(Data about app and page elements)

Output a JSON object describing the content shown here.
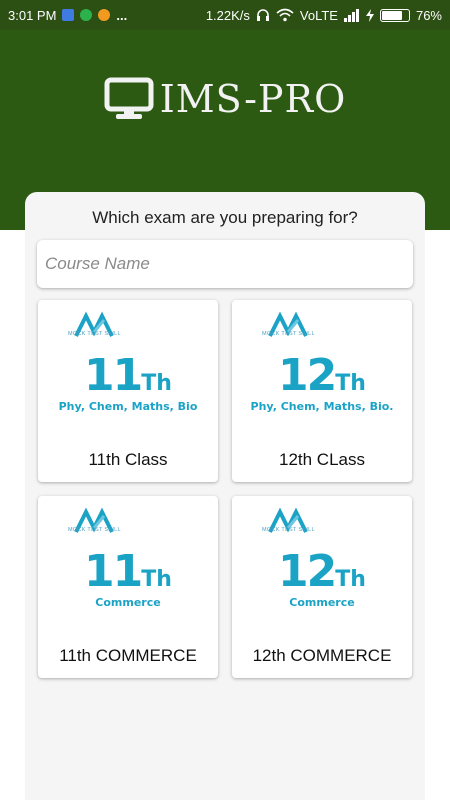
{
  "status_bar": {
    "time": "3:01 PM",
    "more": "...",
    "speed": "1.22K/s",
    "network": "VoLTE",
    "battery_level": 0.76,
    "battery_text": "76%"
  },
  "header": {
    "brand": "IMS-PRO",
    "color": "#2c5a13"
  },
  "main": {
    "question": "Which exam are you preparing for?",
    "search_placeholder": "Course Name",
    "courses": [
      {
        "logo_text": "MOCK TEST SKILL",
        "grade_num": "11",
        "grade_suffix": "Th",
        "subjects": "Phy, Chem, Maths, Bio",
        "label": "11th Class"
      },
      {
        "logo_text": "MOCK TEST SKILL",
        "grade_num": "12",
        "grade_suffix": "Th",
        "subjects": "Phy, Chem, Maths, Bio.",
        "label": "12th CLass"
      },
      {
        "logo_text": "MOCK TEST SKILL",
        "grade_num": "11",
        "grade_suffix": "Th",
        "subjects": "Commerce",
        "label": "11th COMMERCE"
      },
      {
        "logo_text": "MOCK TEST SKILL",
        "grade_num": "12",
        "grade_suffix": "Th",
        "subjects": "Commerce",
        "label": "12th COMMERCE"
      }
    ]
  },
  "colors": {
    "accent": "#1ba3c6",
    "header": "#2c5a13",
    "status_bar": "#2c4f14"
  },
  "icons": [
    "usb-icon",
    "whatsapp-icon",
    "message-icon",
    "headphones-icon",
    "wifi-icon",
    "signal-icon",
    "charging-icon",
    "battery-icon",
    "monitor-icon",
    "mock-test-skill-logo"
  ]
}
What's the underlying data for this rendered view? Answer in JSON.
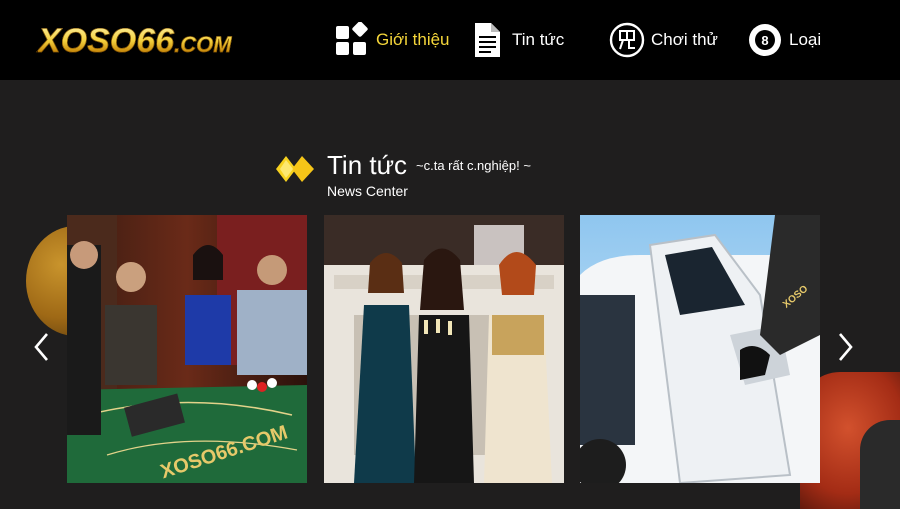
{
  "logo": {
    "text": "XOSO66",
    "suffix": ".COM"
  },
  "nav": {
    "items": [
      {
        "label": "Giới thiệu",
        "icon": "grid-icon",
        "active": true
      },
      {
        "label": "Tin tức",
        "icon": "document-icon",
        "active": false
      },
      {
        "label": "Chơi thử",
        "icon": "free-badge-icon",
        "active": false
      },
      {
        "label": "Loại",
        "icon": "billiard-ball-icon",
        "active": false
      }
    ]
  },
  "section": {
    "title": "Tin tức",
    "slogan": "~c.ta rất c.nghiệp!  ~",
    "subtitle": "News Center"
  },
  "carousel": {
    "cards": [
      {
        "image": "casino-table-photo"
      },
      {
        "image": "party-women-photo"
      },
      {
        "image": "limousine-photo"
      }
    ],
    "prev_icon": "chevron-left-icon",
    "next_icon": "chevron-right-icon"
  },
  "colors": {
    "header_bg": "#000000",
    "page_bg": "#1f1e1e",
    "accent_gold": "#f5d63a",
    "text": "#ffffff"
  }
}
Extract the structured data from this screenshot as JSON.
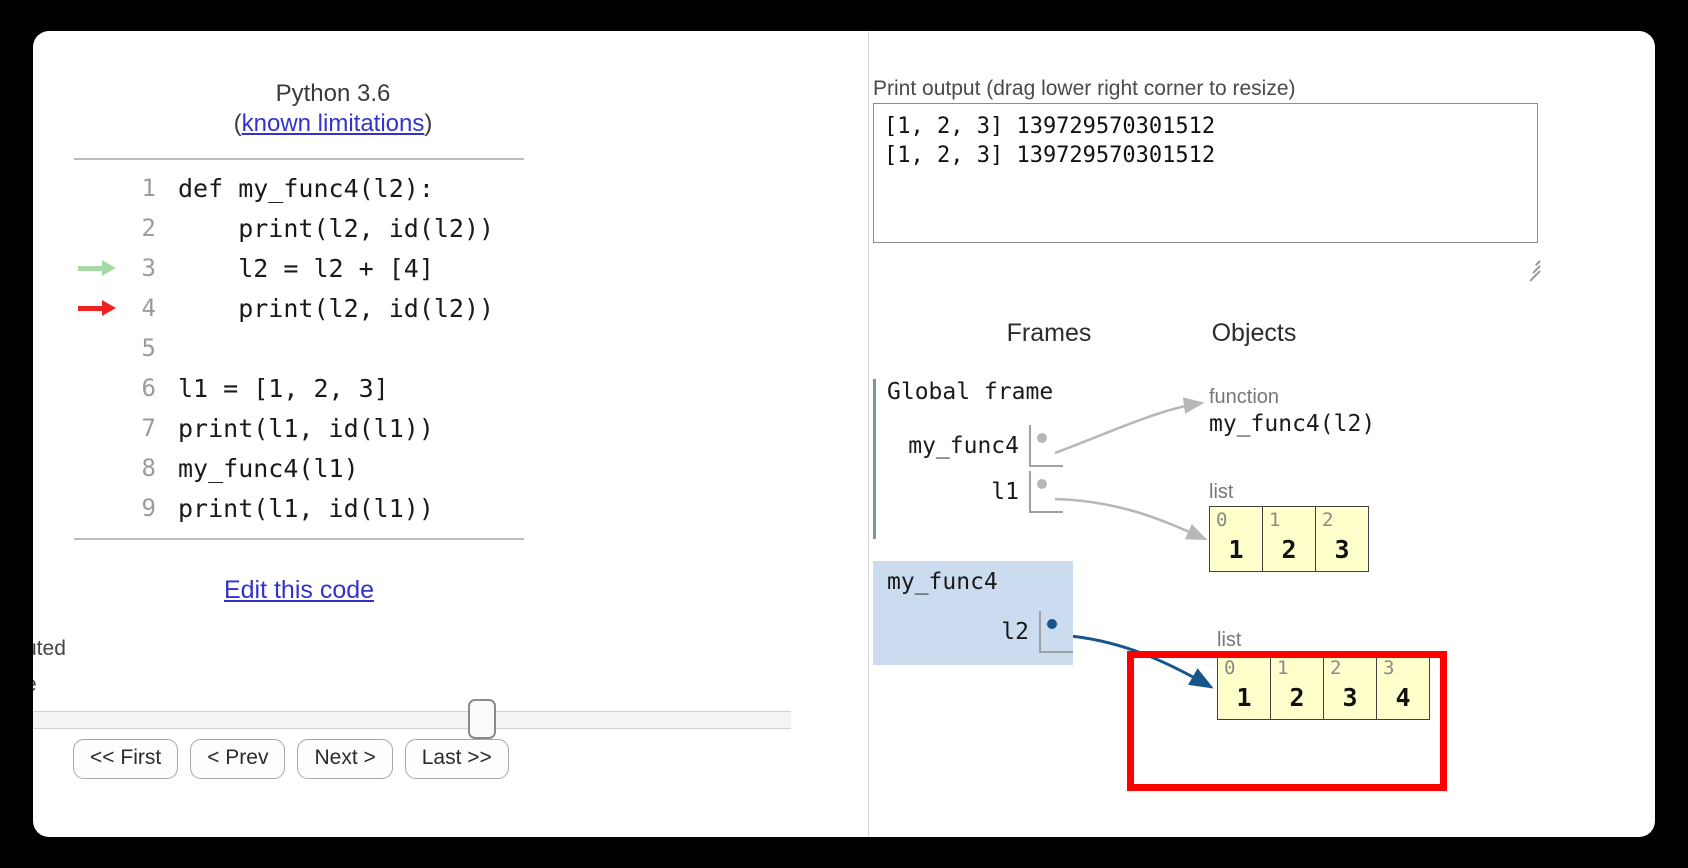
{
  "app": {
    "python_version": "Python 3.6",
    "limitations_prefix": "(",
    "limitations_link": "known limitations",
    "limitations_suffix": ")",
    "edit_link": "Edit this code"
  },
  "code": {
    "lines": [
      {
        "num": "1",
        "text": "def my_func4(l2):",
        "marker": "none"
      },
      {
        "num": "2",
        "text": "    print(l2, id(l2))",
        "marker": "none"
      },
      {
        "num": "3",
        "text": "    l2 = l2 + [4]",
        "marker": "green"
      },
      {
        "num": "4",
        "text": "    print(l2, id(l2))",
        "marker": "red"
      },
      {
        "num": "5",
        "text": "",
        "marker": "none"
      },
      {
        "num": "6",
        "text": "l1 = [1, 2, 3]",
        "marker": "none"
      },
      {
        "num": "7",
        "text": "print(l1, id(l1))",
        "marker": "none"
      },
      {
        "num": "8",
        "text": "my_func4(l1)",
        "marker": "none"
      },
      {
        "num": "9",
        "text": "print(l1, id(l1))",
        "marker": "none"
      }
    ]
  },
  "status": {
    "clipped_line1": "uted",
    "clipped_line2": "e"
  },
  "controls": {
    "first": "<< First",
    "prev": "< Prev",
    "next": "Next >",
    "last": "Last >>"
  },
  "output": {
    "label": "Print output (drag lower right corner to resize)",
    "lines": [
      "[1, 2, 3] 139729570301512",
      "[1, 2, 3] 139729570301512"
    ]
  },
  "viz": {
    "frames_title": "Frames",
    "objects_title": "Objects",
    "frames": [
      {
        "name": "Global frame",
        "highlighted": false,
        "vars": [
          {
            "name": "my_func4"
          },
          {
            "name": "l1"
          }
        ]
      },
      {
        "name": "my_func4",
        "highlighted": true,
        "vars": [
          {
            "name": "l2"
          }
        ]
      }
    ],
    "objects": [
      {
        "type": "function",
        "label": "my_func4(l2)"
      },
      {
        "type": "list",
        "indices": [
          "0",
          "1",
          "2"
        ],
        "values": [
          "1",
          "2",
          "3"
        ],
        "highlighted": false
      },
      {
        "type": "list",
        "indices": [
          "0",
          "1",
          "2",
          "3"
        ],
        "values": [
          "1",
          "2",
          "3",
          "4"
        ],
        "highlighted": true
      }
    ]
  },
  "colors": {
    "highlight_frame": "#ccdcf0",
    "list_cell": "#ffffcc",
    "red_box": "#ff0000",
    "active_arrow": "#17558a",
    "inactive_arrow": "#b7b7b7",
    "green_marker": "#a6dba6",
    "red_marker": "#ee2222",
    "link": "#3333cc"
  }
}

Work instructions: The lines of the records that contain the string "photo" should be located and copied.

Response to the task:
        "image": "casino-table-photo"
        "image": "party-women-photo"
        "image": "limousine-photo"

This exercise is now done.